| TASK TO COMPLETE |
Print out the data below with every line intact.

== Segment start ==

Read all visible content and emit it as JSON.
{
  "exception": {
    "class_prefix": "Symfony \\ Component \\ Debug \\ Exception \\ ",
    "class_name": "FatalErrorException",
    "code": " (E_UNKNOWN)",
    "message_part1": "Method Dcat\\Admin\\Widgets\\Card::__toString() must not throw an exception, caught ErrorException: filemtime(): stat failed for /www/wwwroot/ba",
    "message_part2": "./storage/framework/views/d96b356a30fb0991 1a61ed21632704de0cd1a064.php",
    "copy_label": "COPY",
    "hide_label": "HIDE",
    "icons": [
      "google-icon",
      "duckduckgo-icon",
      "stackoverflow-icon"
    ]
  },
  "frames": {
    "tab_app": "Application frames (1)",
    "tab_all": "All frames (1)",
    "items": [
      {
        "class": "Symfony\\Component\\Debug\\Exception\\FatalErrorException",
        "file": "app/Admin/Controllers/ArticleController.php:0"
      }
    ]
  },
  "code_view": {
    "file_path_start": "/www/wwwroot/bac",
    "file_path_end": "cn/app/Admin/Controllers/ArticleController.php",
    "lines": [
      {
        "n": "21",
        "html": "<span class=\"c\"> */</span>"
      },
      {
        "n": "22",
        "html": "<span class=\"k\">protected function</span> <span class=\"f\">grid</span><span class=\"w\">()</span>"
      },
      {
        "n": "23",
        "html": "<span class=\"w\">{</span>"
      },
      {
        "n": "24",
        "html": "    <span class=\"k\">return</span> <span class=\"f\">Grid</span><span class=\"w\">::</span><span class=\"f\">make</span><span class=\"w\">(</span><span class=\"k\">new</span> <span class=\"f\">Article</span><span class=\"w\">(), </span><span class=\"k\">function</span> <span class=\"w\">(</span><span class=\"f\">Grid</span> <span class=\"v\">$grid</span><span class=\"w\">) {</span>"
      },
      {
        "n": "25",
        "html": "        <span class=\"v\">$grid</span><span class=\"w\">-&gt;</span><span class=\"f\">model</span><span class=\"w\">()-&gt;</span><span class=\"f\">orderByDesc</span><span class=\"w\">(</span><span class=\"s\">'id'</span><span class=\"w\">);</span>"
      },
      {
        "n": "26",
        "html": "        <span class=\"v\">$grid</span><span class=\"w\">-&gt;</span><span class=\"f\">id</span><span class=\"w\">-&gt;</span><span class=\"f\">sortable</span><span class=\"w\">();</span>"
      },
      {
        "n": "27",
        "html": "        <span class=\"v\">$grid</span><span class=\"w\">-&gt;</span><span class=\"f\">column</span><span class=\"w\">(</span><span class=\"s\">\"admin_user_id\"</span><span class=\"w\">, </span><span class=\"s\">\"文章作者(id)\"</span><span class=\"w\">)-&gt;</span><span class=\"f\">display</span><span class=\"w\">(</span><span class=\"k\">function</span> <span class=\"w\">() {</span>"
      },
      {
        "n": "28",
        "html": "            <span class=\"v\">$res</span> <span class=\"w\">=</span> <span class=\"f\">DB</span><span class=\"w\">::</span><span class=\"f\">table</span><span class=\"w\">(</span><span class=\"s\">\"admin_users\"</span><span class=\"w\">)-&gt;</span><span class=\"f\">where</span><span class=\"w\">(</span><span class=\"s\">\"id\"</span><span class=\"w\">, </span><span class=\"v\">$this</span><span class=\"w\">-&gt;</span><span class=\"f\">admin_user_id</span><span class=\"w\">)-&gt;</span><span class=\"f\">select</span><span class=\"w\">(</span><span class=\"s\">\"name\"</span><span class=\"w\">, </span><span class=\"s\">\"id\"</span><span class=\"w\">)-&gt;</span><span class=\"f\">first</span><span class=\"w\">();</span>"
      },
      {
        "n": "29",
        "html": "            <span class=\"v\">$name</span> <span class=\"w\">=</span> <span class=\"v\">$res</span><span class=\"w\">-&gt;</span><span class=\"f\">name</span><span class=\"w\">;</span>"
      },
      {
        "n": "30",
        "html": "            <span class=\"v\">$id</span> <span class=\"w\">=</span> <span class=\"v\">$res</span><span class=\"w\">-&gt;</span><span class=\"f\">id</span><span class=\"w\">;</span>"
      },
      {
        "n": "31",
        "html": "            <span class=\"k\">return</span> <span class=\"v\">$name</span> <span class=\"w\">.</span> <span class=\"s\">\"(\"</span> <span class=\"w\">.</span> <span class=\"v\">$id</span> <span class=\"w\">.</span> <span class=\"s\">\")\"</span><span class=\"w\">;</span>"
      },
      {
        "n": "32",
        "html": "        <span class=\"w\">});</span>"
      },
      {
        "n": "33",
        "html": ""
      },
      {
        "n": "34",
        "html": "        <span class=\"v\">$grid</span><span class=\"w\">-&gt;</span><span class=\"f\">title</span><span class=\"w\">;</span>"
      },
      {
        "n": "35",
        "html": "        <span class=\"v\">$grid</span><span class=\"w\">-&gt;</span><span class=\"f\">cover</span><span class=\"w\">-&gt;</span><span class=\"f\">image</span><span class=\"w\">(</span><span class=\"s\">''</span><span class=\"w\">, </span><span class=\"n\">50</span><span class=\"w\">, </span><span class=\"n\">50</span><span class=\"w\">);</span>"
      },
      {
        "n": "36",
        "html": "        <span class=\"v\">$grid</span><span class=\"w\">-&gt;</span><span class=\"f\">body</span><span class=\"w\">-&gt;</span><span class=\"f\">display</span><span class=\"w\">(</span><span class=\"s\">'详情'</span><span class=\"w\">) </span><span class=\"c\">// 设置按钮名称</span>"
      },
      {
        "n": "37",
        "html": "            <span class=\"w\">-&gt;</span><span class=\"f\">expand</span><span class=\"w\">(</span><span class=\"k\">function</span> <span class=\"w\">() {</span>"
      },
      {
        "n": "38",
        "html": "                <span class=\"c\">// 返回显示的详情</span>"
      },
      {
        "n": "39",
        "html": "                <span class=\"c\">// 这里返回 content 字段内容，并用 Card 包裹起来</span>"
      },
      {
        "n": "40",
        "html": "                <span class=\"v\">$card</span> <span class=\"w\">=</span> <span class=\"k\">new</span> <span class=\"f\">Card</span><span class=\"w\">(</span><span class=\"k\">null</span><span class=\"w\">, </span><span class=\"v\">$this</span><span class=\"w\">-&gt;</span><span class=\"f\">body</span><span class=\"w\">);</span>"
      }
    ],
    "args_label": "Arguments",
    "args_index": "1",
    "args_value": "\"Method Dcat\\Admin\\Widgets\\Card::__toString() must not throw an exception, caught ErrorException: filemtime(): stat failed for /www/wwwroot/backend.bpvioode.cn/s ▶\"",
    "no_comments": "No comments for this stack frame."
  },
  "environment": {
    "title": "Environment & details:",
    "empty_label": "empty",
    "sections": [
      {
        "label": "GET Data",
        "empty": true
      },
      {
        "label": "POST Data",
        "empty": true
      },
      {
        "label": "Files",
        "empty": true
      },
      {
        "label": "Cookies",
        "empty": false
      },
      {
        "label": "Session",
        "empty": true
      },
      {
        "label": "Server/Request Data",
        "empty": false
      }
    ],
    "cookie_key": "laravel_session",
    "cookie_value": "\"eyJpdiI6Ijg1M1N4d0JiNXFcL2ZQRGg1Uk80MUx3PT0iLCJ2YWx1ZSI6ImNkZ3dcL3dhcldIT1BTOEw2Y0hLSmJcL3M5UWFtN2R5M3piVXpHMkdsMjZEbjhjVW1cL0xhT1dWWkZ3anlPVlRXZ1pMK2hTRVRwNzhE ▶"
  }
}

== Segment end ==

| WRITTEN ANSWER |
Read all visible content and emit it as JSON.
{
  "exception": {
    "class_prefix": "Symfony \\ Component \\ Debug \\ Exception \\ ",
    "class_name": "FatalErrorException",
    "code": " (E_UNKNOWN)",
    "message_part1": "Method Dcat\\Admin\\Widgets\\Card::__toString() must not throw an exception, caught ErrorException: filemtime(): stat failed for /www/wwwroot/ba",
    "message_part2": "./storage/framework/views/d96b356a30fb0991 1a61ed21632704de0cd1a064.php",
    "copy_label": "COPY",
    "hide_label": "HIDE",
    "icons": [
      "google-icon",
      "duckduckgo-icon",
      "stackoverflow-icon"
    ]
  },
  "frames": {
    "tab_app": "Application frames (1)",
    "tab_all": "All frames (1)",
    "items": [
      {
        "class": "Symfony\\Component\\Debug\\Exception\\FatalErrorException",
        "file": "app/Admin/Controllers/ArticleController.php:0"
      }
    ]
  },
  "code_view": {
    "file_path_start": "/www/wwwroot/bac",
    "file_path_end": "cn/app/Admin/Controllers/ArticleController.php",
    "lines": [
      {
        "n": "21",
        "html": "<span class=\"c\"> */</span>"
      },
      {
        "n": "22",
        "html": "<span class=\"k\">protected function</span> <span class=\"f\">grid</span><span class=\"w\">()</span>"
      },
      {
        "n": "23",
        "html": "<span class=\"w\">{</span>"
      },
      {
        "n": "24",
        "html": "    <span class=\"k\">return</span> <span class=\"f\">Grid</span><span class=\"w\">::</span><span class=\"f\">make</span><span class=\"w\">(</span><span class=\"k\">new</span> <span class=\"f\">Article</span><span class=\"w\">(), </span><span class=\"k\">function</span> <span class=\"w\">(</span><span class=\"f\">Grid</span> <span class=\"v\">$grid</span><span class=\"w\">) {</span>"
      },
      {
        "n": "25",
        "html": "        <span class=\"v\">$grid</span><span class=\"w\">-&gt;</span><span class=\"f\">model</span><span class=\"w\">()-&gt;</span><span class=\"f\">orderByDesc</span><span class=\"w\">(</span><span class=\"s\">'id'</span><span class=\"w\">);</span>"
      },
      {
        "n": "26",
        "html": "        <span class=\"v\">$grid</span><span class=\"w\">-&gt;</span><span class=\"f\">id</span><span class=\"w\">-&gt;</span><span class=\"f\">sortable</span><span class=\"w\">();</span>"
      },
      {
        "n": "27",
        "html": "        <span class=\"v\">$grid</span><span class=\"w\">-&gt;</span><span class=\"f\">column</span><span class=\"w\">(</span><span class=\"s\">\"admin_user_id\"</span><span class=\"w\">, </span><span class=\"s\">\"文章作者(id)\"</span><span class=\"w\">)-&gt;</span><span class=\"f\">display</span><span class=\"w\">(</span><span class=\"k\">function</span> <span class=\"w\">() {</span>"
      },
      {
        "n": "28",
        "html": "            <span class=\"v\">$res</span> <span class=\"w\">=</span> <span class=\"f\">DB</span><span class=\"w\">::</span><span class=\"f\">table</span><span class=\"w\">(</span><span class=\"s\">\"admin_users\"</span><span class=\"w\">)-&gt;</span><span class=\"f\">where</span><span class=\"w\">(</span><span class=\"s\">\"id\"</span><span class=\"w\">, </span><span class=\"v\">$this</span><span class=\"w\">-&gt;</span><span class=\"f\">admin_user_id</span><span class=\"w\">)-&gt;</span><span class=\"f\">select</span><span class=\"w\">(</span><span class=\"s\">\"name\"</span><span class=\"w\">, </span><span class=\"s\">\"id\"</span><span class=\"w\">)-&gt;</span><span class=\"f\">first</span><span class=\"w\">();</span>"
      },
      {
        "n": "29",
        "html": "            <span class=\"v\">$name</span> <span class=\"w\">=</span> <span class=\"v\">$res</span><span class=\"w\">-&gt;</span><span class=\"f\">name</span><span class=\"w\">;</span>"
      },
      {
        "n": "30",
        "html": "            <span class=\"v\">$id</span> <span class=\"w\">=</span> <span class=\"v\">$res</span><span class=\"w\">-&gt;</span><span class=\"f\">id</span><span class=\"w\">;</span>"
      },
      {
        "n": "31",
        "html": "            <span class=\"k\">return</span> <span class=\"v\">$name</span> <span class=\"w\">.</span> <span class=\"s\">\"(\"</span> <span class=\"w\">.</span> <span class=\"v\">$id</span> <span class=\"w\">.</span> <span class=\"s\">\")\"</span><span class=\"w\">;</span>"
      },
      {
        "n": "32",
        "html": "        <span class=\"w\">});</span>"
      },
      {
        "n": "33",
        "html": ""
      },
      {
        "n": "34",
        "html": "        <span class=\"v\">$grid</span><span class=\"w\">-&gt;</span><span class=\"f\">title</span><span class=\"w\">;</span>"
      },
      {
        "n": "35",
        "html": "        <span class=\"v\">$grid</span><span class=\"w\">-&gt;</span><span class=\"f\">cover</span><span class=\"w\">-&gt;</span><span class=\"f\">image</span><span class=\"w\">(</span><span class=\"s\">''</span><span class=\"w\">, </span><span class=\"n\">50</span><span class=\"w\">, </span><span class=\"n\">50</span><span class=\"w\">);</span>"
      },
      {
        "n": "36",
        "html": "        <span class=\"v\">$grid</span><span class=\"w\">-&gt;</span><span class=\"f\">body</span><span class=\"w\">-&gt;</span><span class=\"f\">display</span><span class=\"w\">(</span><span class=\"s\">'详情'</span><span class=\"w\">) </span><span class=\"c\">// 设置按钮名称</span>"
      },
      {
        "n": "37",
        "html": "            <span class=\"w\">-&gt;</span><span class=\"f\">expand</span><span class=\"w\">(</span><span class=\"k\">function</span> <span class=\"w\">() {</span>"
      },
      {
        "n": "38",
        "html": "                <span class=\"c\">// 返回显示的详情</span>"
      },
      {
        "n": "39",
        "html": "                <span class=\"c\">// 这里返回 content 字段内容，并用 Card 包裹起来</span>"
      },
      {
        "n": "40",
        "html": "                <span class=\"v\">$card</span> <span class=\"w\">=</span> <span class=\"k\">new</span> <span class=\"f\">Card</span><span class=\"w\">(</span><span class=\"k\">null</span><span class=\"w\">, </span><span class=\"v\">$this</span><span class=\"w\">-&gt;</span><span class=\"f\">body</span><span class=\"w\">);</span>"
      }
    ],
    "args_label": "Arguments",
    "args_index": "1",
    "args_value": "\"Method Dcat\\Admin\\Widgets\\Card::__toString() must not throw an exception, caught ErrorException: filemtime(): stat failed for /www/wwwroot/backend.bpvioode.cn/s ▶\"",
    "no_comments": "No comments for this stack frame."
  },
  "environment": {
    "title": "Environment & details:",
    "empty_label": "empty",
    "sections": [
      {
        "label": "GET Data",
        "empty": true
      },
      {
        "label": "POST Data",
        "empty": true
      },
      {
        "label": "Files",
        "empty": true
      },
      {
        "label": "Cookies",
        "empty": false
      },
      {
        "label": "Session",
        "empty": true
      },
      {
        "label": "Server/Request Data",
        "empty": false
      }
    ],
    "cookie_key": "laravel_session",
    "cookie_value": "\"eyJpdiI6Ijg1M1N4d0JiNXFcL2ZQRGg1Uk80MUx3PT0iLCJ2YWx1ZSI6ImNkZ3dcL3dhcldIT1BTOEw2Y0hLSmJcL3M5UWFtN2R5M3piVXpHMkdsMjZEbjhjVW1cL0xhT1dWWkZ3anlPVlRXZ1pMK2hTRVRwNzhE ▶"
  }
}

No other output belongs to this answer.